Music from the word
Baalal (1982) by Esa-Pekka Salonen opened a new era in Finnish radiophony. Young composers owning a background and experience in tape music became actively interested in studio work and already had a vision of what radiophony could offer them.
Salonen wrote in his working notes: “The form to be as it is in composition, not dramatically unambiguous like in radio play etc., but amorphous as multilevelled, in spite of the fact that conceivably intelligible dramatic situations might arise. Must be a plot, also themes – however, treatment of them must be unorthodox.” The “plot” of Baalal takes the form of a five-stage journey further into the depths of human consciousness. Its stages are language, morals, the subconscious, the preverbal condition and “something which is even deeper than that”.
Baalal brought a new aspect into Finnish radiophony, especially in the sense that, even though speech is given a central role, it is more of a timbral than a semantic one. Salonen uses actors like any other instruments in the score. This feature brought the style of Finnish radiophonic music nearer to the French radio atelier tradition than the German Hörstück.

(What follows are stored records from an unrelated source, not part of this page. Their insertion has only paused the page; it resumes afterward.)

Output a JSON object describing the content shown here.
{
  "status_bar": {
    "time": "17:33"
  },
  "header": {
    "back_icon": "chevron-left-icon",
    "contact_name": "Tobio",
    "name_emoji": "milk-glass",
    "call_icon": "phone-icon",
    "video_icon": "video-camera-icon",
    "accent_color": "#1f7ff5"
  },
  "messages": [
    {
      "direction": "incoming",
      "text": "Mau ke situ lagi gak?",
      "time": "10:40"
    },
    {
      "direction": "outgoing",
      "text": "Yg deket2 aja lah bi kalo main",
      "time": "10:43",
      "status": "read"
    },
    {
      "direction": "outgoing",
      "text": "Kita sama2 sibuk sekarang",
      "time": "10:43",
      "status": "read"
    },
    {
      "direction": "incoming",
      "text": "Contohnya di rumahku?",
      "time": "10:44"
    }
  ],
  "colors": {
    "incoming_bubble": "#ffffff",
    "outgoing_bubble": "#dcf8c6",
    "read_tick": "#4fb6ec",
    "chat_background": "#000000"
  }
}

The same type of approach – in which speech, language and words are used as independent, unconnected musical parameters – is taken in other works too, for example in Case (1985) by Pekka Sirén and Trance Dance (1984) by Patrick Kosk.
Faust, by Lindberg and Siltanen, goes even further, towards the point where intelligible words are spoken but repeated listening reveals endless multiple meanings. Under normal circumstances, for example, speeches are recorded many times and the best take is chosen. In Faust, all the takes may be heard at the same time, Studio techniques have been used to realise a section in which a sentence is compressed further and further from each end until the whole of the information is heard as a single attack.

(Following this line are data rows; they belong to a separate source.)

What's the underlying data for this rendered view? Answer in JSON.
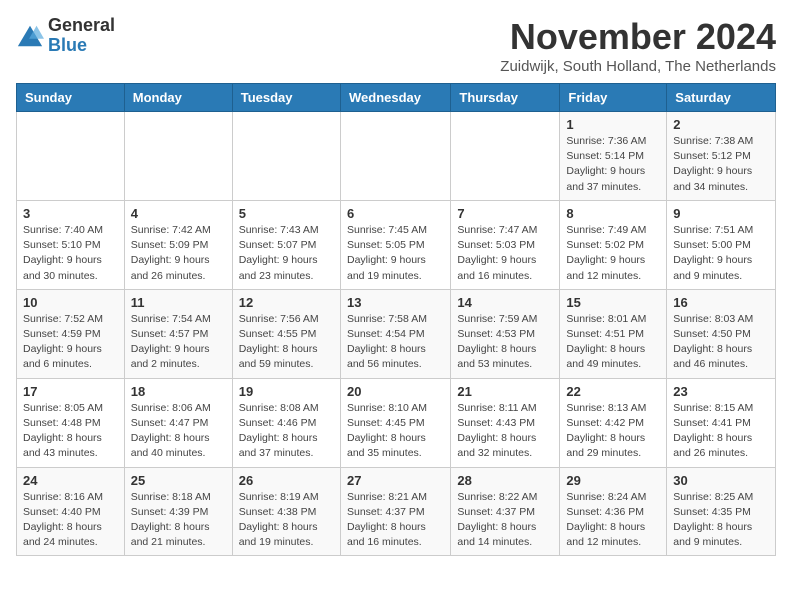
{
  "logo": {
    "general": "General",
    "blue": "Blue"
  },
  "title": "November 2024",
  "subtitle": "Zuidwijk, South Holland, The Netherlands",
  "weekdays": [
    "Sunday",
    "Monday",
    "Tuesday",
    "Wednesday",
    "Thursday",
    "Friday",
    "Saturday"
  ],
  "weeks": [
    [
      {
        "day": "",
        "info": ""
      },
      {
        "day": "",
        "info": ""
      },
      {
        "day": "",
        "info": ""
      },
      {
        "day": "",
        "info": ""
      },
      {
        "day": "",
        "info": ""
      },
      {
        "day": "1",
        "info": "Sunrise: 7:36 AM\nSunset: 5:14 PM\nDaylight: 9 hours and 37 minutes."
      },
      {
        "day": "2",
        "info": "Sunrise: 7:38 AM\nSunset: 5:12 PM\nDaylight: 9 hours and 34 minutes."
      }
    ],
    [
      {
        "day": "3",
        "info": "Sunrise: 7:40 AM\nSunset: 5:10 PM\nDaylight: 9 hours and 30 minutes."
      },
      {
        "day": "4",
        "info": "Sunrise: 7:42 AM\nSunset: 5:09 PM\nDaylight: 9 hours and 26 minutes."
      },
      {
        "day": "5",
        "info": "Sunrise: 7:43 AM\nSunset: 5:07 PM\nDaylight: 9 hours and 23 minutes."
      },
      {
        "day": "6",
        "info": "Sunrise: 7:45 AM\nSunset: 5:05 PM\nDaylight: 9 hours and 19 minutes."
      },
      {
        "day": "7",
        "info": "Sunrise: 7:47 AM\nSunset: 5:03 PM\nDaylight: 9 hours and 16 minutes."
      },
      {
        "day": "8",
        "info": "Sunrise: 7:49 AM\nSunset: 5:02 PM\nDaylight: 9 hours and 12 minutes."
      },
      {
        "day": "9",
        "info": "Sunrise: 7:51 AM\nSunset: 5:00 PM\nDaylight: 9 hours and 9 minutes."
      }
    ],
    [
      {
        "day": "10",
        "info": "Sunrise: 7:52 AM\nSunset: 4:59 PM\nDaylight: 9 hours and 6 minutes."
      },
      {
        "day": "11",
        "info": "Sunrise: 7:54 AM\nSunset: 4:57 PM\nDaylight: 9 hours and 2 minutes."
      },
      {
        "day": "12",
        "info": "Sunrise: 7:56 AM\nSunset: 4:55 PM\nDaylight: 8 hours and 59 minutes."
      },
      {
        "day": "13",
        "info": "Sunrise: 7:58 AM\nSunset: 4:54 PM\nDaylight: 8 hours and 56 minutes."
      },
      {
        "day": "14",
        "info": "Sunrise: 7:59 AM\nSunset: 4:53 PM\nDaylight: 8 hours and 53 minutes."
      },
      {
        "day": "15",
        "info": "Sunrise: 8:01 AM\nSunset: 4:51 PM\nDaylight: 8 hours and 49 minutes."
      },
      {
        "day": "16",
        "info": "Sunrise: 8:03 AM\nSunset: 4:50 PM\nDaylight: 8 hours and 46 minutes."
      }
    ],
    [
      {
        "day": "17",
        "info": "Sunrise: 8:05 AM\nSunset: 4:48 PM\nDaylight: 8 hours and 43 minutes."
      },
      {
        "day": "18",
        "info": "Sunrise: 8:06 AM\nSunset: 4:47 PM\nDaylight: 8 hours and 40 minutes."
      },
      {
        "day": "19",
        "info": "Sunrise: 8:08 AM\nSunset: 4:46 PM\nDaylight: 8 hours and 37 minutes."
      },
      {
        "day": "20",
        "info": "Sunrise: 8:10 AM\nSunset: 4:45 PM\nDaylight: 8 hours and 35 minutes."
      },
      {
        "day": "21",
        "info": "Sunrise: 8:11 AM\nSunset: 4:43 PM\nDaylight: 8 hours and 32 minutes."
      },
      {
        "day": "22",
        "info": "Sunrise: 8:13 AM\nSunset: 4:42 PM\nDaylight: 8 hours and 29 minutes."
      },
      {
        "day": "23",
        "info": "Sunrise: 8:15 AM\nSunset: 4:41 PM\nDaylight: 8 hours and 26 minutes."
      }
    ],
    [
      {
        "day": "24",
        "info": "Sunrise: 8:16 AM\nSunset: 4:40 PM\nDaylight: 8 hours and 24 minutes."
      },
      {
        "day": "25",
        "info": "Sunrise: 8:18 AM\nSunset: 4:39 PM\nDaylight: 8 hours and 21 minutes."
      },
      {
        "day": "26",
        "info": "Sunrise: 8:19 AM\nSunset: 4:38 PM\nDaylight: 8 hours and 19 minutes."
      },
      {
        "day": "27",
        "info": "Sunrise: 8:21 AM\nSunset: 4:37 PM\nDaylight: 8 hours and 16 minutes."
      },
      {
        "day": "28",
        "info": "Sunrise: 8:22 AM\nSunset: 4:37 PM\nDaylight: 8 hours and 14 minutes."
      },
      {
        "day": "29",
        "info": "Sunrise: 8:24 AM\nSunset: 4:36 PM\nDaylight: 8 hours and 12 minutes."
      },
      {
        "day": "30",
        "info": "Sunrise: 8:25 AM\nSunset: 4:35 PM\nDaylight: 8 hours and 9 minutes."
      }
    ]
  ]
}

In Stilleben, Kaija Saariaho developed a technique for using text and speech even further. She uses her own choice of texts from Kafka's letters in three languages, and the counterpoint between them arises more from the languages than the words themselves.
Olli Kortekangas' Memoria (1989) also presents texts from different sources in various languages. While the work is not as many-layered in compositional terms as Stilleben, Kortekangas' intention has rather been to bring out the sensitivity, of children's voices through the commonality of subconscious experience owned by humankind.

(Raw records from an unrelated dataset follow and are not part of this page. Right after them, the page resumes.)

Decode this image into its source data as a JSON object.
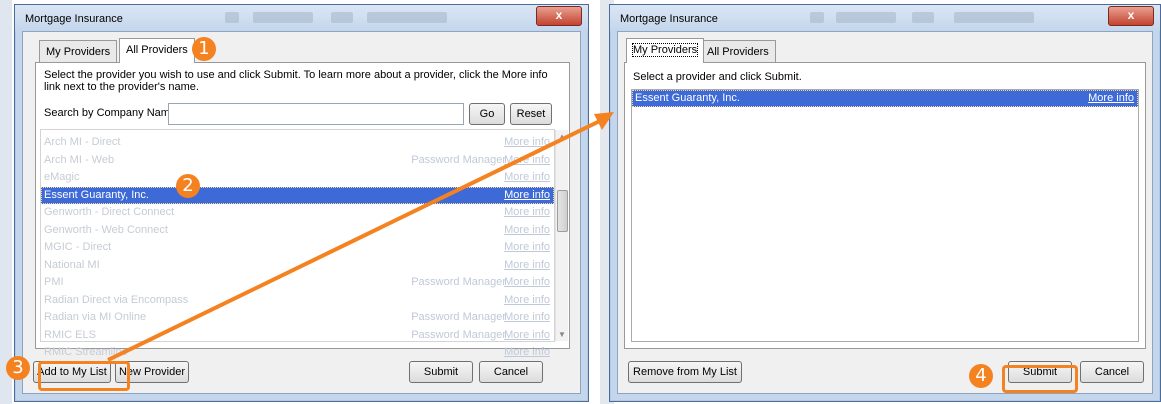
{
  "left_window": {
    "title": "Mortgage Insurance",
    "close_label": "x",
    "tabs": [
      {
        "label": "My Providers",
        "active": false
      },
      {
        "label": "All Providers",
        "active": true
      }
    ],
    "instruction": "Select the provider you wish to use and click Submit. To learn more about a provider, click the More info link next to the provider's name.",
    "search_label": "Search by Company Name:",
    "search_value": "",
    "go_label": "Go",
    "reset_label": "Reset",
    "providers": [
      {
        "name": "Arch MI - Direct",
        "password_manager": "",
        "more_info": "More info",
        "selected": false
      },
      {
        "name": "Arch MI - Web",
        "password_manager": "Password Manager",
        "more_info": "More info",
        "selected": false
      },
      {
        "name": "eMagic",
        "password_manager": "",
        "more_info": "More info",
        "selected": false
      },
      {
        "name": "Essent Guaranty, Inc.",
        "password_manager": "",
        "more_info": "More info",
        "selected": true
      },
      {
        "name": "Genworth - Direct Connect",
        "password_manager": "",
        "more_info": "More info",
        "selected": false
      },
      {
        "name": "Genworth - Web Connect",
        "password_manager": "",
        "more_info": "More info",
        "selected": false
      },
      {
        "name": "MGIC - Direct",
        "password_manager": "",
        "more_info": "More info",
        "selected": false
      },
      {
        "name": "National MI",
        "password_manager": "",
        "more_info": "More info",
        "selected": false
      },
      {
        "name": "PMI",
        "password_manager": "Password Manager",
        "more_info": "More info",
        "selected": false
      },
      {
        "name": "Radian Direct via Encompass",
        "password_manager": "",
        "more_info": "More info",
        "selected": false
      },
      {
        "name": "Radian via MI Online",
        "password_manager": "Password Manager",
        "more_info": "More info",
        "selected": false
      },
      {
        "name": "RMIC ELS",
        "password_manager": "Password Manager",
        "more_info": "More info",
        "selected": false
      },
      {
        "name": "RMIC Streamline",
        "password_manager": "",
        "more_info": "More info",
        "selected": false
      }
    ],
    "add_to_list_label": "Add to My List",
    "new_provider_label": "New Provider",
    "submit_label": "Submit",
    "cancel_label": "Cancel"
  },
  "right_window": {
    "title": "Mortgage Insurance",
    "close_label": "x",
    "tabs": [
      {
        "label": "My Providers",
        "active": true
      },
      {
        "label": "All Providers",
        "active": false
      }
    ],
    "instruction": "Select a provider and click Submit.",
    "providers": [
      {
        "name": "Essent Guaranty, Inc.",
        "more_info": "More info",
        "selected": true
      }
    ],
    "remove_label": "Remove from My List",
    "submit_label": "Submit",
    "cancel_label": "Cancel"
  },
  "callouts": [
    "1",
    "2",
    "3",
    "4"
  ],
  "colors": {
    "accent": "#f58220",
    "selection": "#3d6ad6",
    "window_frame": "#c4d6ec",
    "close_button": "#c4432f"
  }
}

To Whom It May Concern (1990) by Olli Koskelin is a masterpiece of modern studio technique. It offers subtle transformations between materials and from one made of expression to another. The ideas in this piece too have been realised in the studio by Juhani Liimatainen.
Forty years is not a long period in musical history as a whole, but taken as the distance between the works of Pylkkänen and Koskelin, it seems long nevertheless. Out of experiment and splintered ideas has developed a powerful new mode of musical expression commanding its own set of rules – even though now here are these rules written down. The tradition has already started to nourish itself. Now we are entitled to speak of the birth of a genre.
Other Finnish radiophonic compositions to win the radio music category of the Prix Italia are Veli-Matti Puumala’s Rajamailla (Borderlands, 2001), Jovanka Trbojević's and Jyrki Kiiskinen’s Creation Game (2009) and Riikka Talvitie’s and Tommi Kinnunen’s The Queen of the Cold Land (2018). The Finnish Radio Experimental Studio was closed in the early 2010s.
This article was first published in FMQ 2/1991 and is now re-published with the kind permission of the author.
Featured photo: The Finnish Radio Experimental Studio (Yle Archives)